(Data records)
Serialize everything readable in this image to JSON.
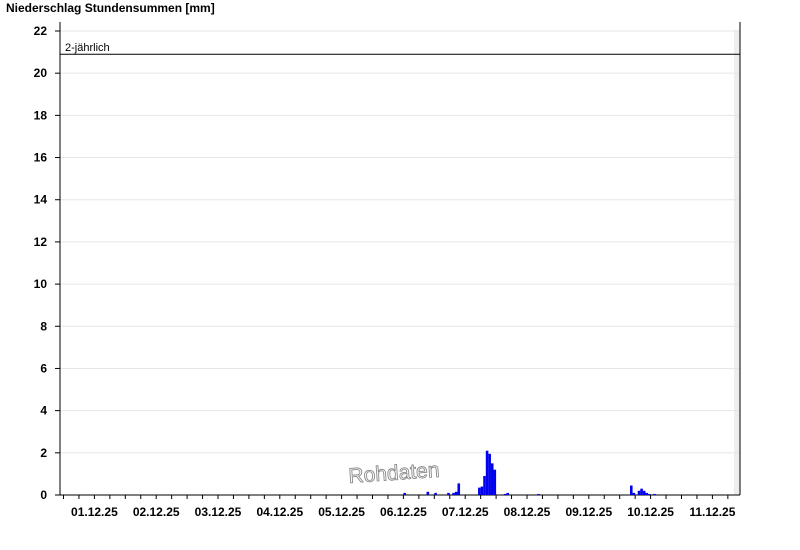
{
  "chart_data": {
    "type": "bar",
    "title": "Niederschlag Stundensummen [mm]",
    "xlabel": "",
    "ylabel": "",
    "ylim": [
      0,
      22
    ],
    "yticks": [
      "0",
      "2",
      "4",
      "6",
      "8",
      "10",
      "12",
      "14",
      "16",
      "18",
      "20",
      "22"
    ],
    "x_tick_labels": [
      "01.12.25",
      "02.12.25",
      "03.12.25",
      "04.12.25",
      "05.12.25",
      "06.12.25",
      "07.12.25",
      "08.12.25",
      "09.12.25",
      "10.12.25",
      "11.12.25"
    ],
    "grid": true,
    "bar_color": "#0000ee",
    "reference_line": {
      "label": "2-jährlich",
      "value": 20.9
    },
    "watermark": "Rohdaten",
    "series": [
      {
        "values": [
          {
            "x": "06.12.25 12:00",
            "y": 0.1
          },
          {
            "x": "06.12.25 21:00",
            "y": 0.15
          },
          {
            "x": "07.12.25 00:00",
            "y": 0.1
          },
          {
            "x": "07.12.25 05:00",
            "y": 0.1
          },
          {
            "x": "07.12.25 07:00",
            "y": 0.1
          },
          {
            "x": "07.12.25 08:00",
            "y": 0.15
          },
          {
            "x": "07.12.25 09:00",
            "y": 0.55
          },
          {
            "x": "07.12.25 17:00",
            "y": 0.35
          },
          {
            "x": "07.12.25 18:00",
            "y": 0.4
          },
          {
            "x": "07.12.25 19:00",
            "y": 0.9
          },
          {
            "x": "07.12.25 20:00",
            "y": 2.1
          },
          {
            "x": "07.12.25 21:00",
            "y": 1.95
          },
          {
            "x": "07.12.25 22:00",
            "y": 1.5
          },
          {
            "x": "07.12.25 23:00",
            "y": 1.2
          },
          {
            "x": "08.12.25 03:00",
            "y": 0.05
          },
          {
            "x": "08.12.25 04:00",
            "y": 0.1
          },
          {
            "x": "08.12.25 16:00",
            "y": 0.05
          },
          {
            "x": "10.12.25 04:00",
            "y": 0.45
          },
          {
            "x": "10.12.25 05:00",
            "y": 0.1
          },
          {
            "x": "10.12.25 07:00",
            "y": 0.2
          },
          {
            "x": "10.12.25 08:00",
            "y": 0.3
          },
          {
            "x": "10.12.25 09:00",
            "y": 0.2
          },
          {
            "x": "10.12.25 10:00",
            "y": 0.1
          },
          {
            "x": "10.12.25 11:00",
            "y": 0.05
          },
          {
            "x": "10.12.25 13:00",
            "y": 0.05
          }
        ]
      }
    ]
  }
}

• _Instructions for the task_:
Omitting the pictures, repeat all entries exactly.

• _Expected output_:
Serialize everything readable in this image to JSON.
{
  "chart_data": {
    "type": "bar",
    "title": "Niederschlag Stundensummen [mm]",
    "xlabel": "",
    "ylabel": "",
    "ylim": [
      0,
      22
    ],
    "yticks": [
      "0",
      "2",
      "4",
      "6",
      "8",
      "10",
      "12",
      "14",
      "16",
      "18",
      "20",
      "22"
    ],
    "x_tick_labels": [
      "01.12.25",
      "02.12.25",
      "03.12.25",
      "04.12.25",
      "05.12.25",
      "06.12.25",
      "07.12.25",
      "08.12.25",
      "09.12.25",
      "10.12.25",
      "11.12.25"
    ],
    "grid": true,
    "bar_color": "#0000ee",
    "reference_line": {
      "label": "2-jährlich",
      "value": 20.9
    },
    "watermark": "Rohdaten",
    "series": [
      {
        "values": [
          {
            "x": "06.12.25 12:00",
            "y": 0.1
          },
          {
            "x": "06.12.25 21:00",
            "y": 0.15
          },
          {
            "x": "07.12.25 00:00",
            "y": 0.1
          },
          {
            "x": "07.12.25 05:00",
            "y": 0.1
          },
          {
            "x": "07.12.25 07:00",
            "y": 0.1
          },
          {
            "x": "07.12.25 08:00",
            "y": 0.15
          },
          {
            "x": "07.12.25 09:00",
            "y": 0.55
          },
          {
            "x": "07.12.25 17:00",
            "y": 0.35
          },
          {
            "x": "07.12.25 18:00",
            "y": 0.4
          },
          {
            "x": "07.12.25 19:00",
            "y": 0.9
          },
          {
            "x": "07.12.25 20:00",
            "y": 2.1
          },
          {
            "x": "07.12.25 21:00",
            "y": 1.95
          },
          {
            "x": "07.12.25 22:00",
            "y": 1.5
          },
          {
            "x": "07.12.25 23:00",
            "y": 1.2
          },
          {
            "x": "08.12.25 03:00",
            "y": 0.05
          },
          {
            "x": "08.12.25 04:00",
            "y": 0.1
          },
          {
            "x": "08.12.25 16:00",
            "y": 0.05
          },
          {
            "x": "10.12.25 04:00",
            "y": 0.45
          },
          {
            "x": "10.12.25 05:00",
            "y": 0.1
          },
          {
            "x": "10.12.25 07:00",
            "y": 0.2
          },
          {
            "x": "10.12.25 08:00",
            "y": 0.3
          },
          {
            "x": "10.12.25 09:00",
            "y": 0.2
          },
          {
            "x": "10.12.25 10:00",
            "y": 0.1
          },
          {
            "x": "10.12.25 11:00",
            "y": 0.05
          },
          {
            "x": "10.12.25 13:00",
            "y": 0.05
          }
        ]
      }
    ]
  }
}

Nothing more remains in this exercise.